Sure, the fact that Facebook wants to connect the world is old news. But unlike what many investors may have thought in 2012, Facebook doesn't plan to make this happen through one platform. Facebook wants to achieve this goal through a stream of new apps and acquisitions.
A new approach to connecting the world
With its $19 billion acquisition of WhatsApp this week, a cross-platform mobile messaging app, Facebook has made a clear statement: It will do whatever it takes to keep its major stake of ownership of the connected world.
As we are starting to see, Facebook's plan isn't isolated to its own brand. Not only does Facebook boast Instagram and, now, WhatsApp in its portfolio, but it's also embarking on a mission to launch a plethora of new apps. In a Bloomberg Businessweek article that focused on Facebook's 10-year anniversary and the social network's future plans, authors Brad Stone and Sarah Frier explained Facebook's new strategy.
First, Facebook considered building its own smartphones. Next, it launched software called Home that integrated into the Android operating system, which flopped. "Now it's concentrating on a third approach: stand-alone apps, lots of them." The initiative begins with its recently launched Facebook Creative Labs, a project that is home to where Facebook is "crafting new apps to support the diverse ways people want to connect and share," according to the project's description on Facebook's website.
"We just think that there are all these different ways that people want to share, and that compressing them all into a single blue app is not the right format of the future," Zuckerberg told Businessweek.
The first app to surface from the initiative was Facebook's February-launch of Paper, an app that combines the Facebook experience with personalized news.

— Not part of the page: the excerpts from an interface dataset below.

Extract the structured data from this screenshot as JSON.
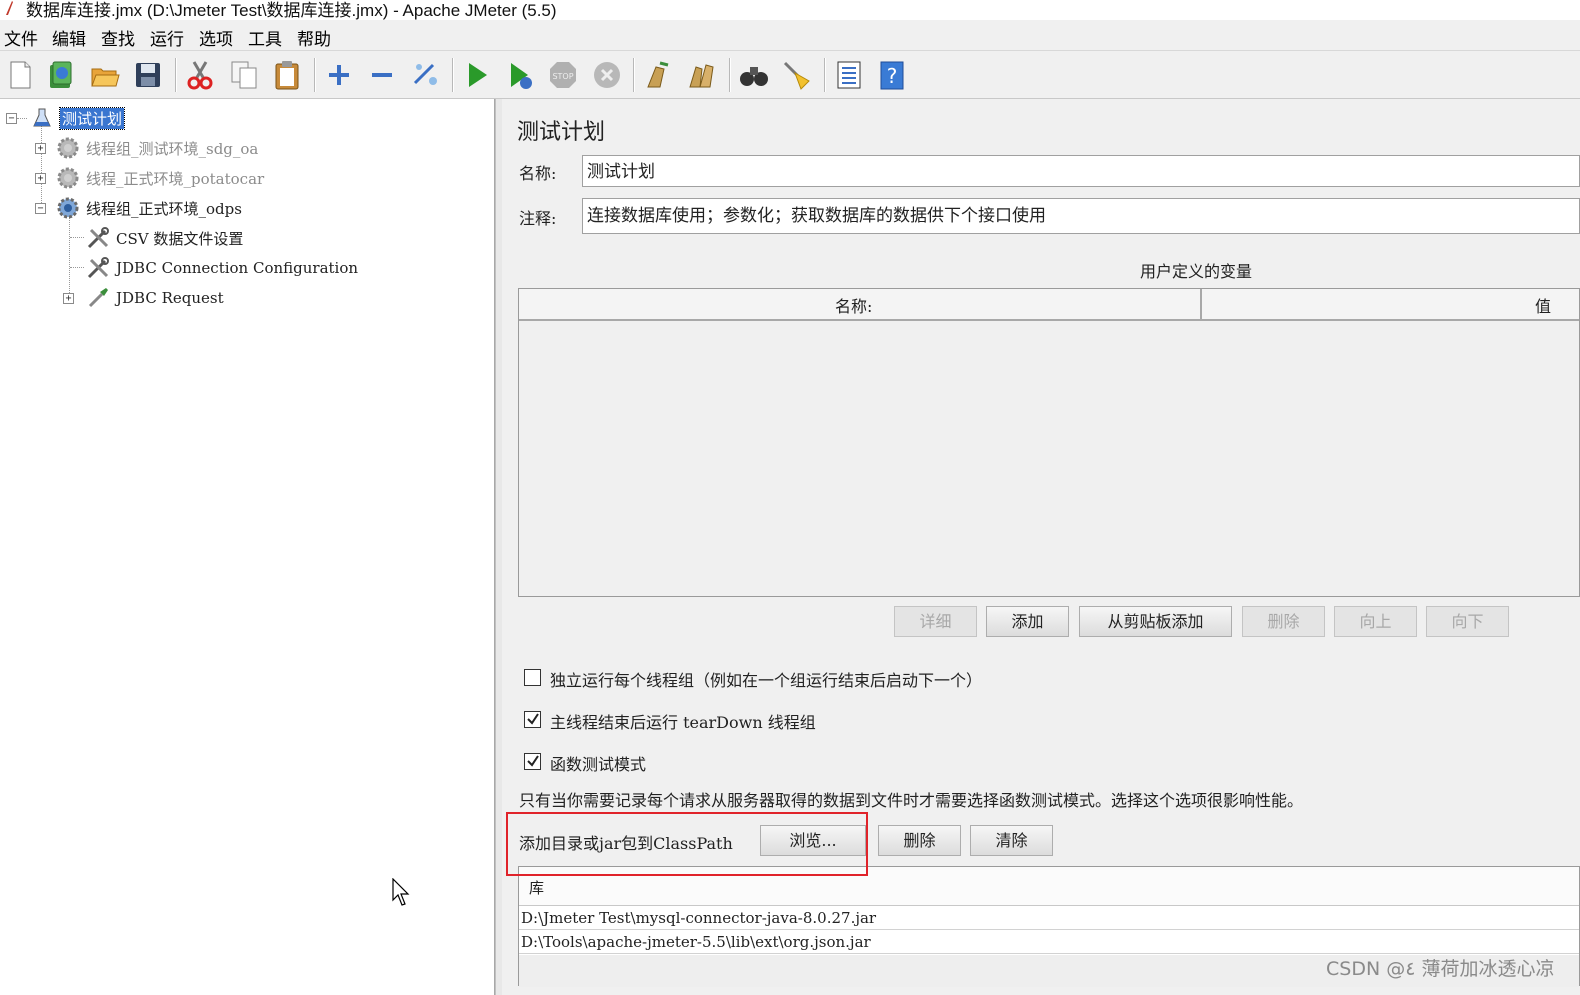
{
  "window": {
    "title": "数据库连接.jmx (D:\\Jmeter Test\\数据库连接.jmx) - Apache JMeter (5.5)"
  },
  "menu": [
    "文件",
    "编辑",
    "查找",
    "运行",
    "选项",
    "工具",
    "帮助"
  ],
  "toolbar": {
    "icons": [
      "new-icon",
      "templates-icon",
      "open-icon",
      "save-icon",
      "cut-icon",
      "copy-icon",
      "paste-icon",
      "expand-icon",
      "collapse-icon",
      "toggle-icon",
      "start-icon",
      "start-no-pause-icon",
      "stop-icon",
      "shutdown-icon",
      "clear-icon",
      "clear-all-icon",
      "search-icon",
      "reset-search-icon",
      "function-helper-icon",
      "help-icon"
    ]
  },
  "tree": {
    "root": "测试计划",
    "items": [
      {
        "label": "线程组_测试环境_sdg_oa",
        "disabled": true
      },
      {
        "label": "线程_正式环境_potatocar",
        "disabled": true
      },
      {
        "label": "线程组_正式环境_odps",
        "disabled": false
      },
      {
        "label": "CSV 数据文件设置"
      },
      {
        "label": "JDBC Connection Configuration"
      },
      {
        "label": "JDBC Request"
      }
    ]
  },
  "panel": {
    "title": "测试计划",
    "name_label": "名称:",
    "name_value": "测试计划",
    "comment_label": "注释:",
    "comment_value": "连接数据库使用；参数化；获取数据库的数据供下个接口使用"
  },
  "vars": {
    "caption": "用户定义的变量",
    "col_name": "名称:",
    "col_value": "值",
    "buttons": {
      "detail": "详细",
      "add": "添加",
      "add_clipboard": "从剪贴板添加",
      "delete": "删除",
      "up": "向上",
      "down": "向下"
    }
  },
  "options": {
    "serialize": {
      "label": "独立运行每个线程组（例如在一个组运行结束后启动下一个）",
      "checked": false
    },
    "teardown": {
      "label": "主线程结束后运行 tearDown 线程组",
      "checked": true
    },
    "functional": {
      "label": "函数测试模式",
      "checked": true
    },
    "note": "只有当你需要记录每个请求从服务器取得的数据到文件时才需要选择函数测试模式。选择这个选项很影响性能。"
  },
  "classpath": {
    "label": "添加目录或jar包到ClassPath",
    "browse": "浏览...",
    "delete": "删除",
    "clear": "清除",
    "lib_header": "库",
    "rows": [
      "D:\\Jmeter Test\\mysql-connector-java-8.0.27.jar",
      "D:\\Tools\\apache-jmeter-5.5\\lib\\ext\\org.json.jar"
    ]
  },
  "watermark": "CSDN @٤ 薄荷加冰透心凉",
  "colors": {
    "selection": "#3a76d0",
    "highlight_box": "#e0232a",
    "start_green": "#2a9a2a"
  }
}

Clearly, another part to this initiative is acquisitions -- although they'll likely be sparse compared with new app launches if they frequently necessitate price tags in the billions of dollars.

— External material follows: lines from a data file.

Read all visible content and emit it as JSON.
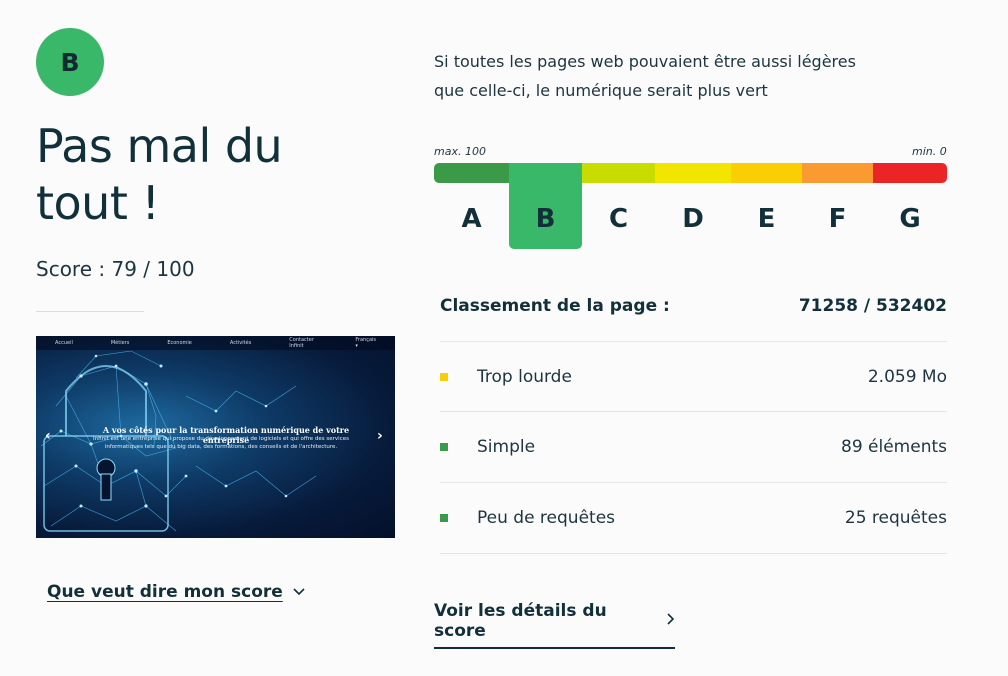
{
  "grade": {
    "letter": "B",
    "verdict": "Pas mal du tout !",
    "score_text": "Score : 79 / 100"
  },
  "screenshot": {
    "nav": [
      "Accueil",
      "Métiers",
      "Economie",
      "Activités",
      "Contacter Infinit",
      "Français ▾"
    ],
    "headline": "A vos côtés pour la transformation numérique de votre entreprise",
    "subtitle": "Infinit est une entreprise qui propose du développement de logiciels et qui offre des services informatiques tels que du big data, des formations, des conseils et de l'architecture."
  },
  "explain_link": "Que veut dire mon score",
  "intro": "Si toutes les pages web pouvaient être aussi légères que celle-ci, le numérique serait plus vert",
  "scale": {
    "max_label": "max. 100",
    "min_label": "min. 0",
    "active": "B",
    "grades": [
      {
        "letter": "A",
        "color": "#3a9a48"
      },
      {
        "letter": "B",
        "color": "#3ab869"
      },
      {
        "letter": "C",
        "color": "#c9dc00"
      },
      {
        "letter": "D",
        "color": "#f2e600"
      },
      {
        "letter": "E",
        "color": "#fbcd05"
      },
      {
        "letter": "F",
        "color": "#fa9b31"
      },
      {
        "letter": "G",
        "color": "#eb2525"
      }
    ]
  },
  "ranking": {
    "label": "Classement de la page :",
    "value": "71258 / 532402"
  },
  "metrics": [
    {
      "label": "Trop lourde",
      "value": "2.059 Mo",
      "status_color": "#fbcd05"
    },
    {
      "label": "Simple",
      "value": "89 éléments",
      "status_color": "#3a9a48"
    },
    {
      "label": "Peu de requêtes",
      "value": "25 requêtes",
      "status_color": "#3a9a48"
    }
  ],
  "details_link": "Voir les détails du score"
}
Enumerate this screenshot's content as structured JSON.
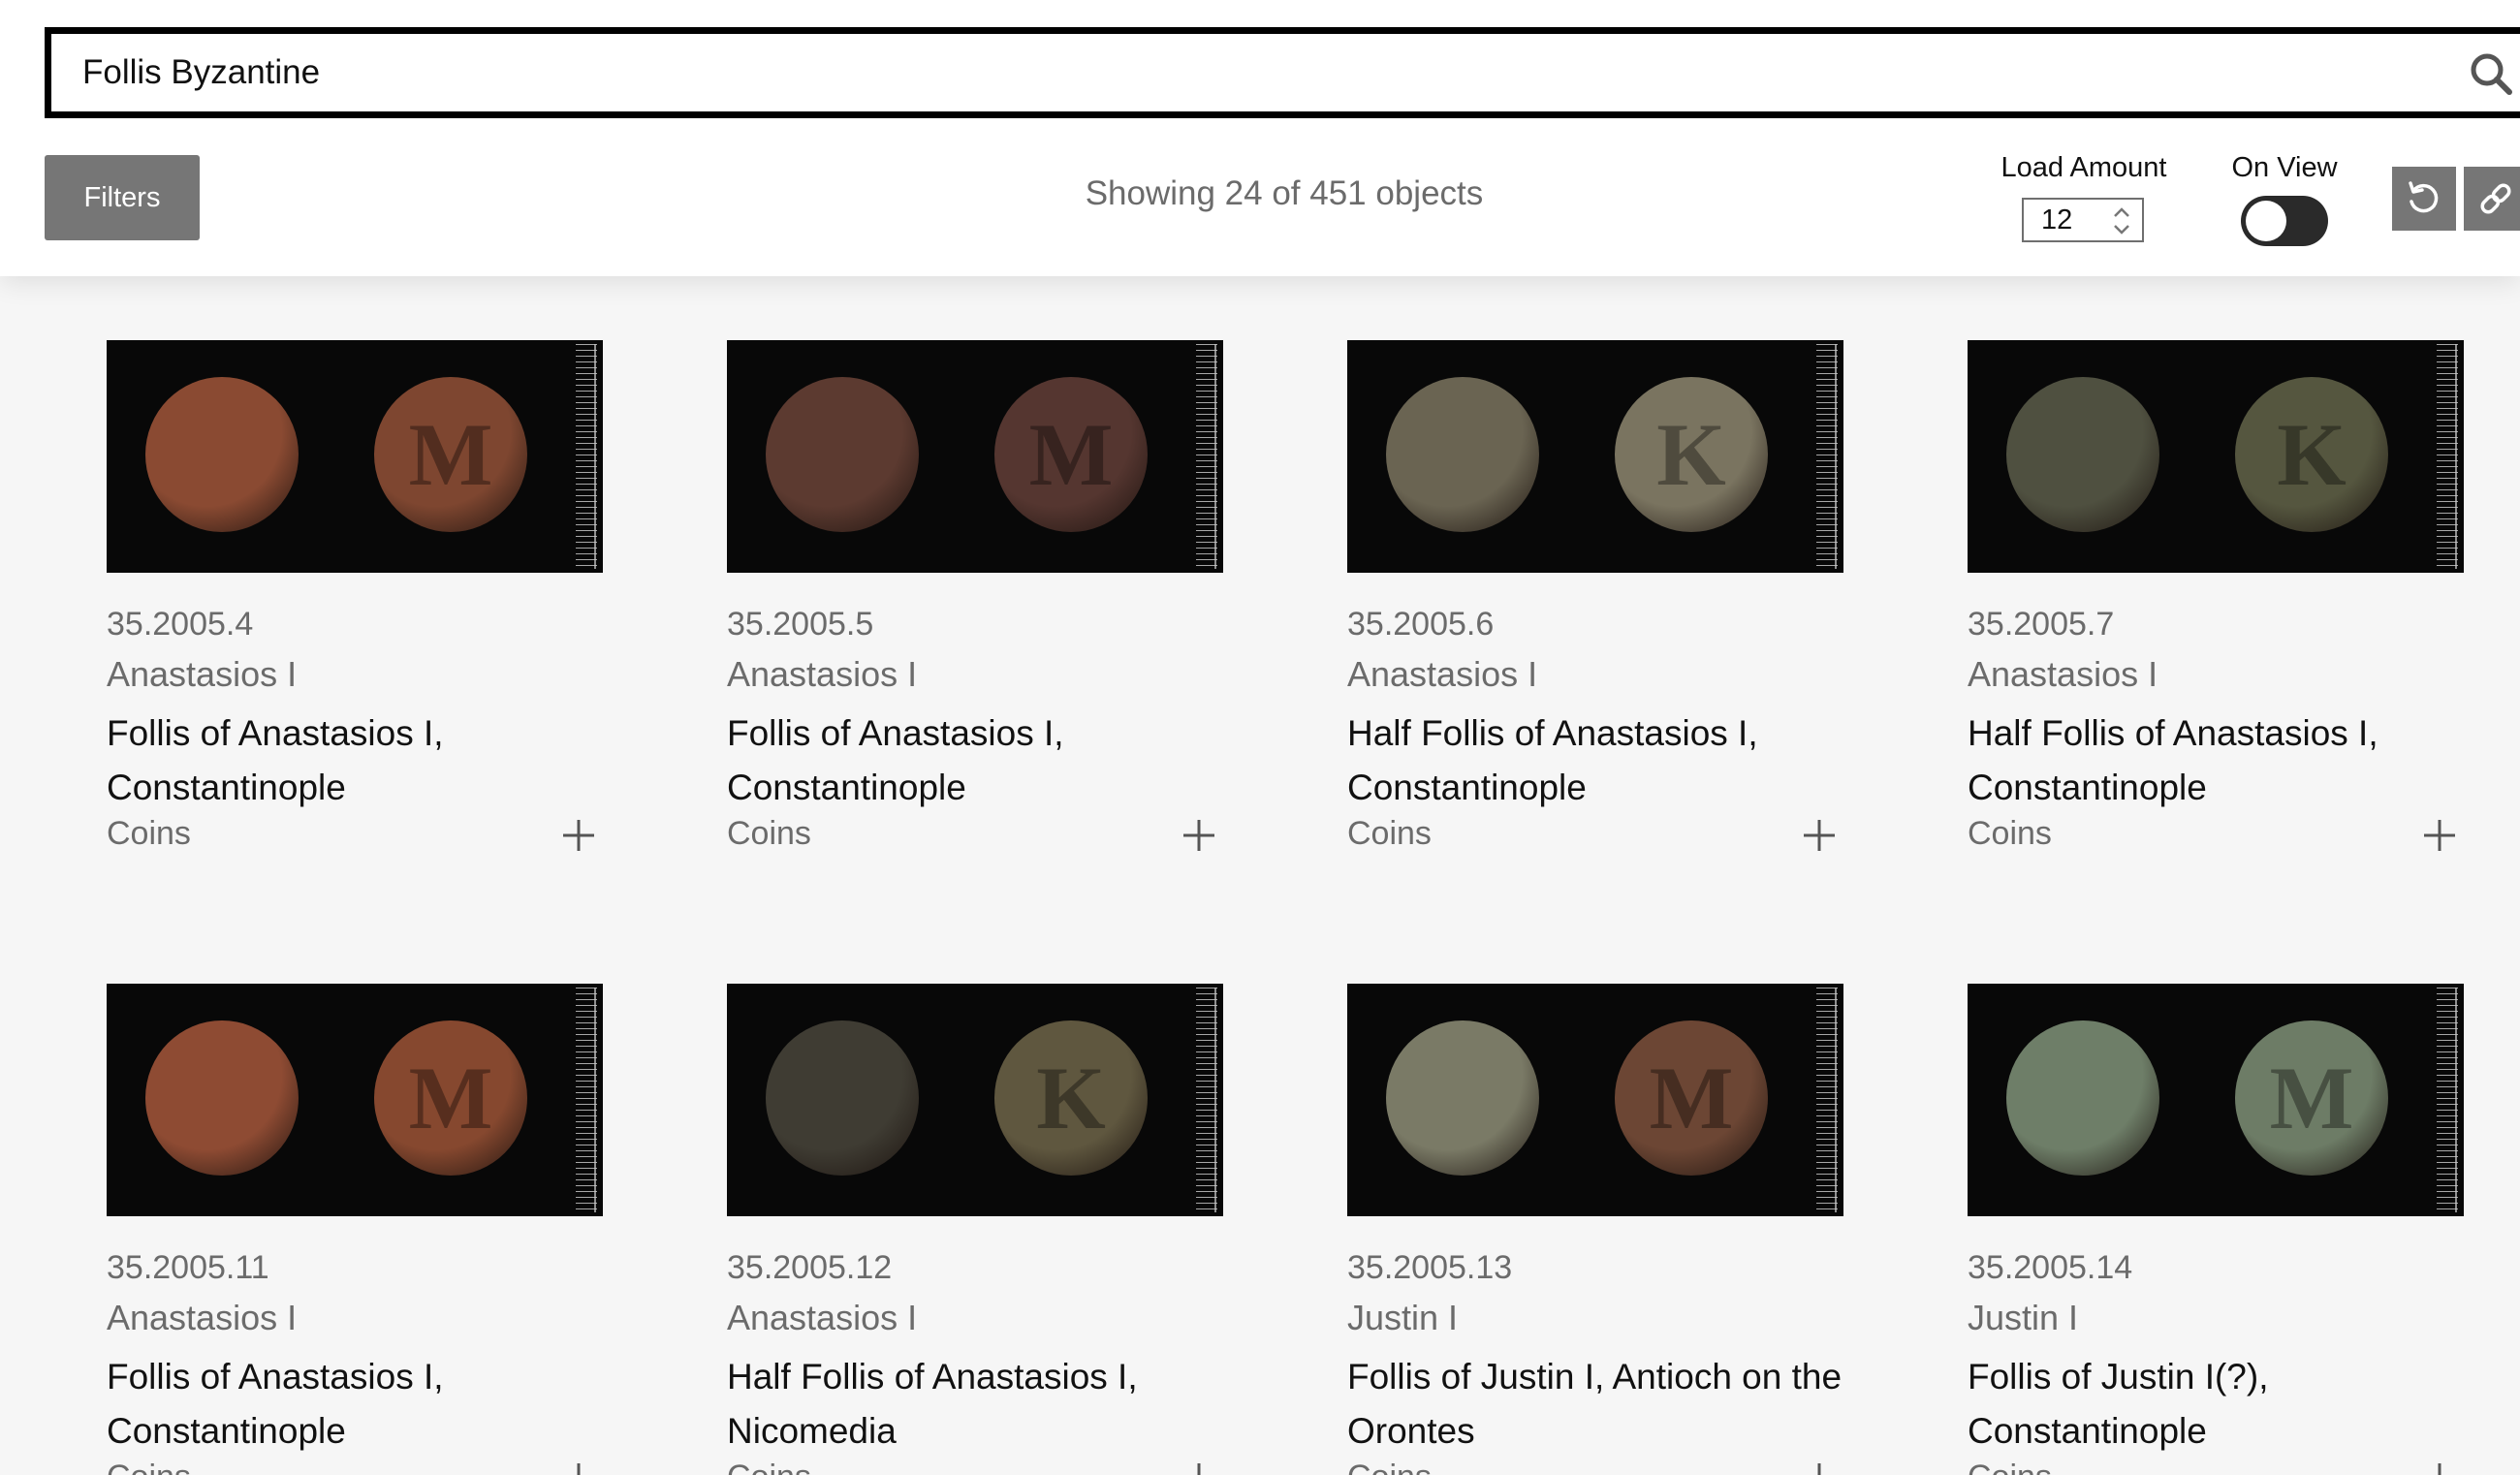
{
  "search": {
    "value": "Follis Byzantine"
  },
  "toolbar": {
    "filters_label": "Filters",
    "showing_text": "Showing 24 of 451 objects",
    "load_amount_label": "Load Amount",
    "load_amount_value": "12",
    "on_view_label": "On View",
    "on_view_enabled": false
  },
  "colors": {
    "button_gray": "#767676",
    "muted_text": "#6b6b6b",
    "toggle_track": "#2a2a2a"
  },
  "objects": [
    {
      "accession": "35.2005.4",
      "maker": "Anastasios I",
      "title": "Follis of Anastasios I, Constantinople",
      "category": "Coins"
    },
    {
      "accession": "35.2005.5",
      "maker": "Anastasios I",
      "title": "Follis of Anastasios I, Constantinople",
      "category": "Coins"
    },
    {
      "accession": "35.2005.6",
      "maker": "Anastasios I",
      "title": "Half Follis of Anastasios I, Constantinople",
      "category": "Coins"
    },
    {
      "accession": "35.2005.7",
      "maker": "Anastasios I",
      "title": "Half Follis of Anastasios I, Constantinople",
      "category": "Coins"
    },
    {
      "accession": "35.2005.11",
      "maker": "Anastasios I",
      "title": "Follis of Anastasios I, Constantinople",
      "category": "Coins"
    },
    {
      "accession": "35.2005.12",
      "maker": "Anastasios I",
      "title": "Half Follis of Anastasios I, Nicomedia",
      "category": "Coins"
    },
    {
      "accession": "35.2005.13",
      "maker": "Justin I",
      "title": "Follis of Justin I, Antioch on the Orontes",
      "category": "Coins"
    },
    {
      "accession": "35.2005.14",
      "maker": "Justin I",
      "title": "Follis of Justin I(?), Constantinople",
      "category": "Coins"
    }
  ]
}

An Internet conglomerate with a mission
When Facebook went public, the main concern was whether Facebook could monetize its small newsfeed in a mobile app. But today investors are facing a new question: Can Facebook carry over its success in the Facebook app to other apps?
The major takeaway for investors is that investors need to stop analyzing Facebook as simply Facebook. It's time to start thinking about Facebook as a conglomerate with a mission to own a major stake of the connected world.
Facebook wants to be far more than Facebook.